It was supposed to be a happy ending. Six years ago, Dima Rogachev was successfully recovering from leukemia. He was already strong enough to give then-President Vladimir Putin a tour around his overcrowded cancer ward and insightful enough to ask when the country would build a new, more spacious hospital.
Out of 5,000 Russian kids who are diagnosed with cancer every year, fewer than half manage to get specialized medical help. Dima, who was born in the small town of Kaluga in central Russia, was sent to Moscow for treatment. He is one of the very few.
Elena has not left the ward of her sick daughter for six months for fear of contracting an infection. Her little girl was diagnosed with a rare form of leukemia last year, but so far has not responded well to treatment.
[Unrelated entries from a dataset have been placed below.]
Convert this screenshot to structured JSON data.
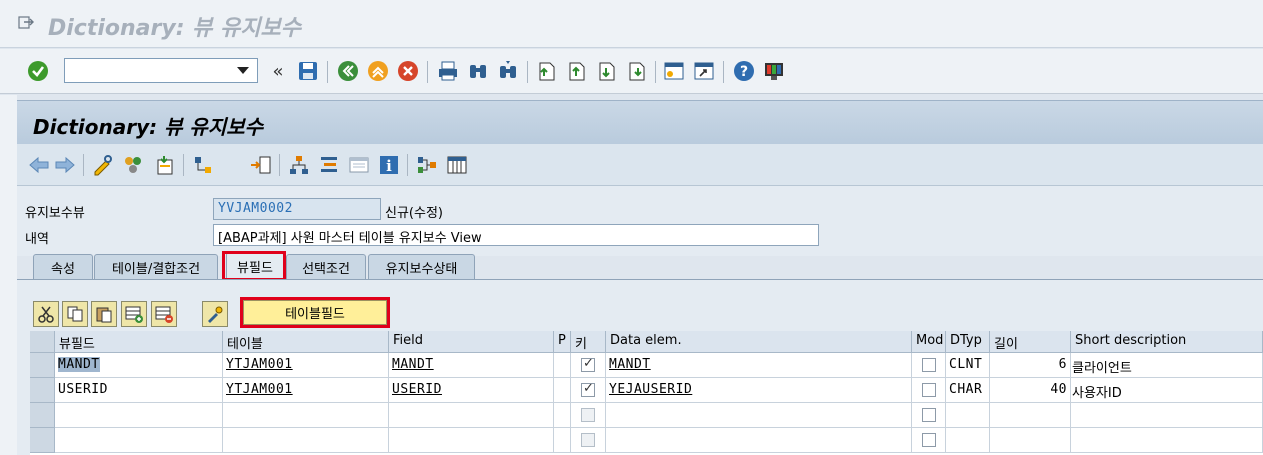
{
  "window": {
    "title": "Dictionary: 뷰 유지보수"
  },
  "screen": {
    "title": "Dictionary: 뷰 유지보수"
  },
  "header": {
    "view_label": "유지보수뷰",
    "view_value": "YVJAM0002",
    "view_status": "신규(수정)",
    "desc_label": "내역",
    "desc_value": "[ABAP과제] 사원 마스터 테이블 유지보수 View"
  },
  "tabs": [
    {
      "label": "속성"
    },
    {
      "label": "테이블/결합조건"
    },
    {
      "label": "뷰필드"
    },
    {
      "label": "선택조건"
    },
    {
      "label": "유지보수상태"
    }
  ],
  "table_fields_button": "테이블필드",
  "grid": {
    "columns": [
      "뷰필드",
      "테이블",
      "Field",
      "P",
      "키",
      "Data elem.",
      "Mod",
      "DTyp",
      "길이",
      "Short description"
    ],
    "rows": [
      {
        "view_field": "MANDT",
        "table": "YTJAM001",
        "field": "MANDT",
        "p": "",
        "key": true,
        "data_elem": "MANDT",
        "mod": false,
        "dtyp": "CLNT",
        "length": "6",
        "desc": "클라이언트"
      },
      {
        "view_field": "USERID",
        "table": "YTJAM001",
        "field": "USERID",
        "p": "",
        "key": true,
        "data_elem": "YEJAUSERID",
        "mod": false,
        "dtyp": "CHAR",
        "length": "40",
        "desc": "사용자ID"
      }
    ]
  },
  "colors": {
    "accent_red": "#e0001b",
    "title_band": "#b9cbdd"
  }
}
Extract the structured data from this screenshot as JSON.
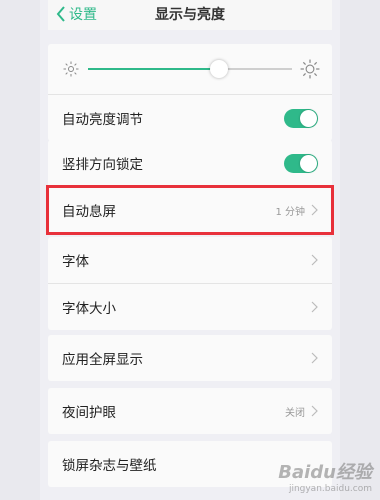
{
  "nav": {
    "back_label": "设置",
    "title": "显示与亮度"
  },
  "brightness": {
    "level": 0.64,
    "auto_label": "自动亮度调节",
    "auto_on": true
  },
  "lock": {
    "label": "竖排方向锁定",
    "on": true
  },
  "sleep": {
    "label": "自动息屏",
    "value": "1 分钟"
  },
  "font": {
    "label": "字体",
    "size_label": "字体大小"
  },
  "fullscreen": {
    "label": "应用全屏显示"
  },
  "night": {
    "label": "夜间护眼",
    "value": "关闭"
  },
  "wallpaper": {
    "label": "锁屏杂志与壁纸"
  },
  "colors": {
    "accent": "#2fb98a",
    "highlight": "#e8313b"
  },
  "watermark": {
    "brand": "Baidu经验",
    "site": "jingyan.baidu.com"
  }
}
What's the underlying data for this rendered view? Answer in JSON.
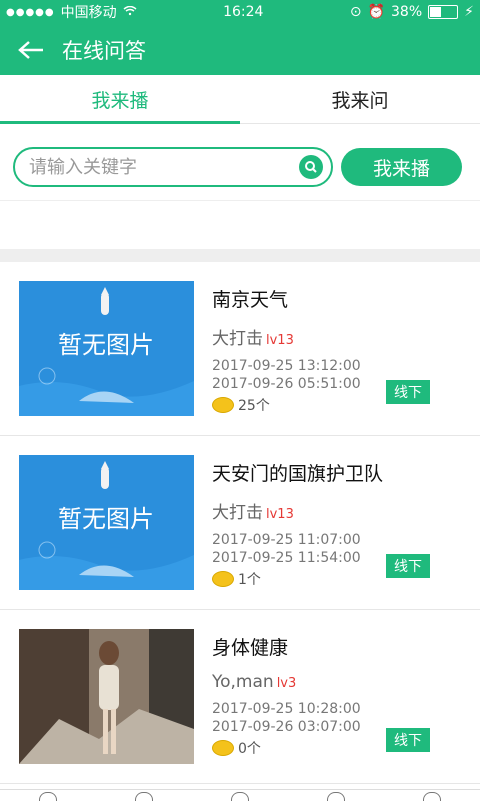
{
  "status": {
    "carrier": "中国移动",
    "time": "16:24",
    "battery": "38%",
    "battery_level": 0.38
  },
  "header": {
    "title": "在线问答"
  },
  "tabs": [
    {
      "label": "我来播"
    },
    {
      "label": "我来问"
    }
  ],
  "search": {
    "placeholder": "请输入关键字",
    "button": "我来播"
  },
  "items": [
    {
      "question": "南京天气",
      "author": "大打击",
      "level": "lv13",
      "time1": "2017-09-25 13:12:00",
      "time2": "2017-09-26 05:51:00",
      "coins": "25个",
      "tag": "线下",
      "image_text": "暂无图片"
    },
    {
      "question": "天安门的国旗护卫队",
      "author": "大打击",
      "level": "lv13",
      "time1": "2017-09-25 11:07:00",
      "time2": "2017-09-25 11:54:00",
      "coins": "1个",
      "tag": "线下",
      "image_text": "暂无图片"
    },
    {
      "question": "身体健康",
      "author": "Yo,man",
      "level": "lv3",
      "time1": "2017-09-25 10:28:00",
      "time2": "2017-09-26 03:07:00",
      "coins": "0个",
      "tag": "线下"
    }
  ],
  "colors": {
    "accent": "#1fba7d",
    "level": "#e53935",
    "coin": "#f4c21b"
  }
}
Little Varya has already suffered a number of infections, despite being dosed up with antibiotics.
And her primary diagnosis is still unclear.
“Doctors have voiced many theories of what’s wrong with her, but nobody can come up with a diagnosis. My only hope is going to Moscow. They have better laboratories there. Their doctors are more experienced…What baffles doctors here in Kaluga may turn out to be a routine diagnosis for Moscow doctors,” says Elena Vlasova, mother of the sick child.
Elena hopes his daughter will be sent to Moscow, to a new top-notch child cancer hospital that will be able to accommodate up to 500 children at a time. The facility has its own air-purification system, which will maintain hygiene without committing parents to months-on-end hospital confinement and without subjecting children to loads of antiviral drugs.
It looks like something from the future, but it is ready to accept patients right now.
“We won’t be able to cure everybody,” explains Alexey Maschan, deputy head of the Federal Center for Children’s Hematology, Oncology and Immunology.
“About 30 per cent of children who are diagnosed with cancer nowadays can’t be cured because we don’t yet fully understand the cancer mechanisms or the drugs have not yet been invented. Yet we’ll still be able to help thousands of children who, until recently, had only two options – search for a treatment abroad or die at home.”
Two years after asking the president for the new center, Dima died of a lung hemorrhage. But his legacy will be a hospital named after him.
It is the only hospital of its kind in Russia and possibly all of Europe, because every little thing here is designed with childhood cancer in mind. It has the best equipment in the world for treating tumors, and employs some of the brightest doctors and scientists.
For all its uniqueness, most parents would give everything for their kids never to go near this hospital. Others would do everything in their power for their children to be here.